Learning Disability Week celebrates the amazing impact of people with a learning disability in our society and shines a light on the issues many people still face. Learning Disability Week takes place this year from the 14th – 20th June with the theme being ‘Art and Creativity’. For many people with a learning disability and their families, getting creative has been a way to stay connected and positive through the challenges of the coronavirus pandemic.
This Learning Disability Week, Ciara Lawrence - who works at Mencap and has a learning disability - writes about launching her own podcast and her passion for people with a learning disability having a voice, after feeling socially isolated during lockdown.
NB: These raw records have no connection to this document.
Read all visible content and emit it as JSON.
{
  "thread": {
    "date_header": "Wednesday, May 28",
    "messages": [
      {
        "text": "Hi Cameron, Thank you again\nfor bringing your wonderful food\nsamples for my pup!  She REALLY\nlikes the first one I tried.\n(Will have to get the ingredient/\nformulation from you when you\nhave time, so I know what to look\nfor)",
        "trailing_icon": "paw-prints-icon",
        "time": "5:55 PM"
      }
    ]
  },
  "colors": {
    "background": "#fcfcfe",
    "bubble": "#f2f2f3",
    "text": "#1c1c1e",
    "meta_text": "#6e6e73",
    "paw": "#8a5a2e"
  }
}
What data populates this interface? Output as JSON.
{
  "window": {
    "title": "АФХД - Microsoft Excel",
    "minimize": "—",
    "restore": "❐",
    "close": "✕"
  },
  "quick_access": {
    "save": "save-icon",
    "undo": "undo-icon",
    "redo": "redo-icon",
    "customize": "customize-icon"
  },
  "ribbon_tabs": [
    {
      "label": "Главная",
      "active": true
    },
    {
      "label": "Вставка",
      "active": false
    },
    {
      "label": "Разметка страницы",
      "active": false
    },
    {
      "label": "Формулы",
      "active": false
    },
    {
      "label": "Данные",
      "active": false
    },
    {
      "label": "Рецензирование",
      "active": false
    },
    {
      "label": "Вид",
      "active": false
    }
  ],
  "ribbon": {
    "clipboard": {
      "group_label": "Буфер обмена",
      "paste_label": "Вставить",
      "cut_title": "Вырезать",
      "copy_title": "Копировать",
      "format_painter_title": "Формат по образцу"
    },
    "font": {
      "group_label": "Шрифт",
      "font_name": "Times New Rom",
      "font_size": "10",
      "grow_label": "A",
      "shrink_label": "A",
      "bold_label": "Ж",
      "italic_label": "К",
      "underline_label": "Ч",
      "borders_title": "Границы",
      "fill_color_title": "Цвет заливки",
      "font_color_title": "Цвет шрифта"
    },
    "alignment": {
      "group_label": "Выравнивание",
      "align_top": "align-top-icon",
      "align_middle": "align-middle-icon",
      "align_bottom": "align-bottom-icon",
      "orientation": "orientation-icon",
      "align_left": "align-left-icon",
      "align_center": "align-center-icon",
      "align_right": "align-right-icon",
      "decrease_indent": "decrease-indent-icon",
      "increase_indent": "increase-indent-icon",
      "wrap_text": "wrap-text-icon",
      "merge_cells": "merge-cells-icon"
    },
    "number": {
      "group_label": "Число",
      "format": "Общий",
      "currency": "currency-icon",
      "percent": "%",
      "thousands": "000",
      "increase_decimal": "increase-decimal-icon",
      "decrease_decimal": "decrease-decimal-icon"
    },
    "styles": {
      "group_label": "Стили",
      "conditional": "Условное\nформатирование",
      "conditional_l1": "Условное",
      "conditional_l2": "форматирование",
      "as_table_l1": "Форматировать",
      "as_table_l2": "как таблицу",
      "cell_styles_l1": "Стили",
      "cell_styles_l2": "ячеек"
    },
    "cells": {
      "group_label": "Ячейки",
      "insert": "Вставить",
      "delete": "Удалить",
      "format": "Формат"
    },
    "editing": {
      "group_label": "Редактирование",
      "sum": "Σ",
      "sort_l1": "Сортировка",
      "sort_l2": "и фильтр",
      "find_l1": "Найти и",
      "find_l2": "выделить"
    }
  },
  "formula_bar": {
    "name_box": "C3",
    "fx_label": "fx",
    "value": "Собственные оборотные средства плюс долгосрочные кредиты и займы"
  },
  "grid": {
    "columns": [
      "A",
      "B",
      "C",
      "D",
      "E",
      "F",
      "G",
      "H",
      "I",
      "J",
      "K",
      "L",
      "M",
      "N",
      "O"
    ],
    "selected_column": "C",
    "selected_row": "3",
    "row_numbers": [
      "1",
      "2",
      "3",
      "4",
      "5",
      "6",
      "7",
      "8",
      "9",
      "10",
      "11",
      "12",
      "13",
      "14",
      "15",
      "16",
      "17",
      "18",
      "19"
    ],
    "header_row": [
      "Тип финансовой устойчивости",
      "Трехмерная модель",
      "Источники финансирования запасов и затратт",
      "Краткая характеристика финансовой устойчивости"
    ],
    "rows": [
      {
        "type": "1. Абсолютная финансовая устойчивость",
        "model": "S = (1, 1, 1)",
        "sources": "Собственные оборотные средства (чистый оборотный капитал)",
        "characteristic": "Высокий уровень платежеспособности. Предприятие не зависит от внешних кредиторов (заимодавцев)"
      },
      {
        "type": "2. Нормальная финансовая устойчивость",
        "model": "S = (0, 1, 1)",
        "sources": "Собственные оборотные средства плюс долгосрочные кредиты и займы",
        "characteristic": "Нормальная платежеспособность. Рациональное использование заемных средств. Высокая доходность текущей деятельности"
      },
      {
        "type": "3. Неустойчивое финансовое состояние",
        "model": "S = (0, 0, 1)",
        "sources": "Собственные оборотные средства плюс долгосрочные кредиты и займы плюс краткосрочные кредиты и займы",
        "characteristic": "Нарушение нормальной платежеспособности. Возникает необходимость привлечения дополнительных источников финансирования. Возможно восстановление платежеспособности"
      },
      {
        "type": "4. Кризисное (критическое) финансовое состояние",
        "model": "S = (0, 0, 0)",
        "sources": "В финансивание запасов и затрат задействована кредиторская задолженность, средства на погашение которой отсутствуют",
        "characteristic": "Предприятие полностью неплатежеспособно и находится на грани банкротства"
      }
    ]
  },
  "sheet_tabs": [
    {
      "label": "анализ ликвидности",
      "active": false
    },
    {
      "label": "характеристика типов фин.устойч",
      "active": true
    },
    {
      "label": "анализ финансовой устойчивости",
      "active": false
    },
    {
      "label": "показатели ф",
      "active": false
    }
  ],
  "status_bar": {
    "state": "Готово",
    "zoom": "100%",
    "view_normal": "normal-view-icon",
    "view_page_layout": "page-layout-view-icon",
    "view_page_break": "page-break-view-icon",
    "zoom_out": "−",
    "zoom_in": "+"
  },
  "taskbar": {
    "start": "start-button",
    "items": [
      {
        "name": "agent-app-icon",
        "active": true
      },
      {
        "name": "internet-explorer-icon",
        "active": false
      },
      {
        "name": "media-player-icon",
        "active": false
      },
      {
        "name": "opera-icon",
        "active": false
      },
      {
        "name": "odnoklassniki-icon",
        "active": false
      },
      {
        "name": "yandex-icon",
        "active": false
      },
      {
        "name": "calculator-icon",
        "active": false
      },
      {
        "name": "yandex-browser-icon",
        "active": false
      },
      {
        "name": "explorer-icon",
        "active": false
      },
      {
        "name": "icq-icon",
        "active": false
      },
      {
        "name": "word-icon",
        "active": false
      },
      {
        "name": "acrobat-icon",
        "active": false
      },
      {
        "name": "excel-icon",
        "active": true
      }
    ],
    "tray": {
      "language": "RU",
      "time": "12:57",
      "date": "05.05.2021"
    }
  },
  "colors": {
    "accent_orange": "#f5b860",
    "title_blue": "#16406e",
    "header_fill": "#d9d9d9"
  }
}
There are 1.5 million people with a learning disability, which is a reduced intellectual ability, in the UK and they are often one of the most excluded groups in society. Many people with a learning disability face stigma and discrimination every day, and a lifetime of not being treated like an equal.
This means we can often take longer to learn new things and have difficulty with everyday activities – which affects us for our whole life. I have a mild learning disability so I need less support, but others may need more support with things such as household tasks, socialising or managing money.
Like everyone, my world changed when the pandemic started.
I was starting to get fed up and sad that I was staying in all the time and I didn’t have anything to occupy me. Before the pandemic I used to volunteer at evening activity clubs for people with a learning disability, where we do arts and crafts and even have a club night.
I also found the coronavirus pandemic hard because we didn’t have accessible information about what to do and what not to do. It was hard to understand the rules as they kept changing.
“I want to help inspire the next generation of people with a learning disability”
I was starting to feel unhappy that I didn’t have anything social or creative to do in the evenings, and also quite lonely. My husband works in the evenings, so I felt like I was missing that social engagement and feeling cut off and isolated from the world.
One day I was listening to Michelle Obama’s podcast which was fantastic and made me feel so empowered. While listening in I thought to myself, I could start my own podcast. I could talk about learning disability and maybe empower others. I want to break down the stigma people with a learning disability face.
So, I did it!
I saved some money and bought some equipment from Amazon. I also bought the ‘How to Start Your Podcast’ book which has been my trusty guide on this new venture. Then ‘Ciara’s Pink Sparkle Pod’ was born!
I’m lucky to say I’ve interviewed so many amazing people already. I’ve had guests from U2’S The Edge, to disability activist Baroness Tanni Grey-Thompson, to news presenter Krishnan Guru Murthy.
I’ve also had lovely feedback from listeners who didn’t know what a learning disability was. I feel like I am doing my part to break down barriers. It’s really nice to know that my podcast is helping raise awareness of learning disability. Too many people with a learning disability don’t get the chance to prove what they can do.
I hope with my podcast, I do my bit to reduce the stigma of people with a learning disability using their voice and give others a platform to be heard.
Currently we are very under-represented in the arts and creativity community
I’ve always been creative and always looking for different ways to get learning disability out there. Music and performing arts is what I personally love. There aren’t a lot of people with a learning disability in the arts and creativity community but there are some incredible actors out there doing amazing things like Tommy Jessop, who recently starred as Terry Boyle in Line of Duty and Mencap ambassador, George Webster, who challenged stereotypes in his lead role in the short film S.A.M last year.
But, we could do better. I’d like to see more people like me have their own podcast for example. Art and creativity can lead to better community inclusion, visibility and work opportunities for people with a learning disability but currently we are very under-represented in the arts and creativity community.
Starting my podcast has made me feel so connected and positive throughout the pandemic. I’m getting to see and talk to so many different people. From feeling isolated during the lockdown to looking forward to recording my podcast. It’s one of the highlights of my week!
I want to help inspire the next generation of people with a learning disability. I want to be a good role model and if I can do that through my podcast or my work with Mencap, the next generation will thrive. If I can do it, you can do it.
People with a learning disability have been put on the backburner over the last year. We are going to have to make our voices stronger over the next few months and years.
I’m so proud of everything I’ve achieved and this Learning Disability Week, I want to encourage other people with a learning disability to show off their creativeness and not to be afraid to show others what we can achieve. We can live the life we want to live.